> [PROBLEM DESCRIPTION]: The word "Receiving" marks the lines you need; copy each of them from the data.

> [EXTRACTED DATA]:
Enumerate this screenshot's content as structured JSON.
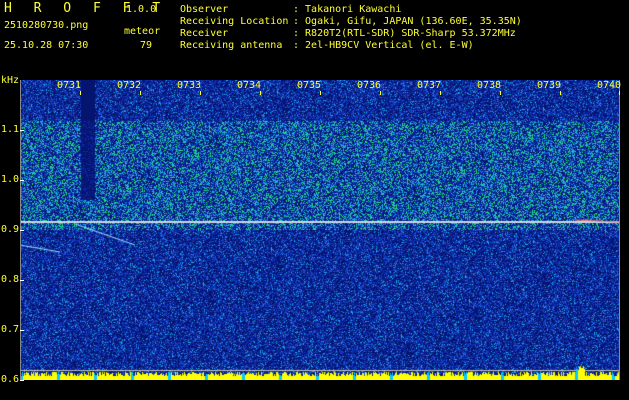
{
  "header": {
    "app_title": "H R O F F T",
    "version": "1.0.0",
    "filename": "2510280730.png",
    "datetime": "25.10.28 07:30",
    "meteor_label": "meteor",
    "meteor_count": "79"
  },
  "info": [
    {
      "key": "Observer",
      "value": ": Takanori Kawachi"
    },
    {
      "key": "Receiving Location",
      "value": ": Ogaki, Gifu, JAPAN (136.60E, 35.35N)"
    },
    {
      "key": "Receiver",
      "value": ": R820T2(RTL-SDR) SDR-Sharp 53.372MHz"
    },
    {
      "key": "Receiving antenna",
      "value": ": 2el-HB9CV Vertical (el. E-W)"
    }
  ],
  "axis": {
    "unit": "kHz",
    "y_ticks": [
      "1.1",
      "1.0",
      "0.9",
      "0.8",
      "0.7",
      "0.6"
    ],
    "x_ticks": [
      "0731",
      "0732",
      "0733",
      "0734",
      "0735",
      "0736",
      "0737",
      "0738",
      "0739",
      "0740"
    ]
  },
  "colors": {
    "text": "#ffff33",
    "background": "#000000",
    "spectrogram_base": "#0a1f8c",
    "carrier_line": "#cccccc",
    "bar_fill": "#ffff00",
    "bar_accent": "#00ccff"
  }
}
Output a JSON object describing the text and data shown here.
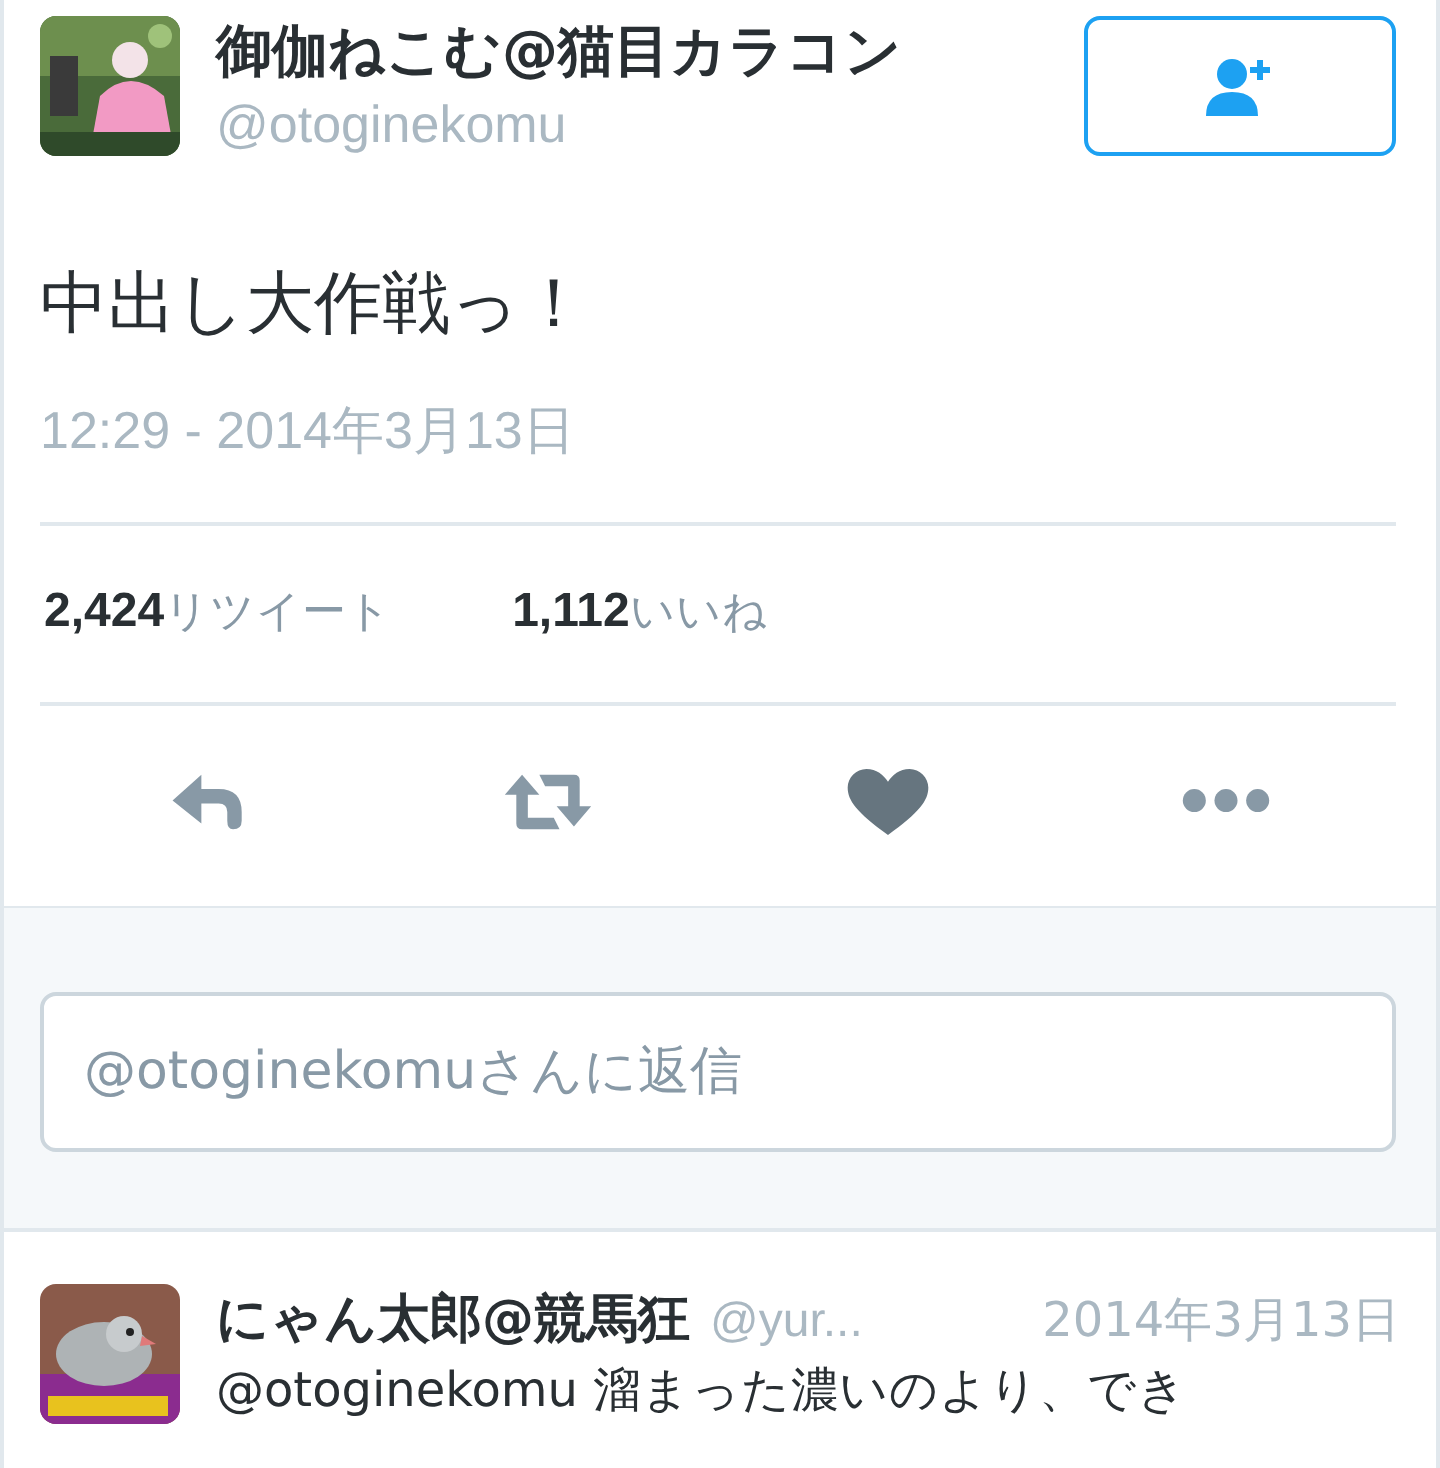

> [TASK RESULT]:
      "key": "Receiving Location",
      "key": "Receiving antenna",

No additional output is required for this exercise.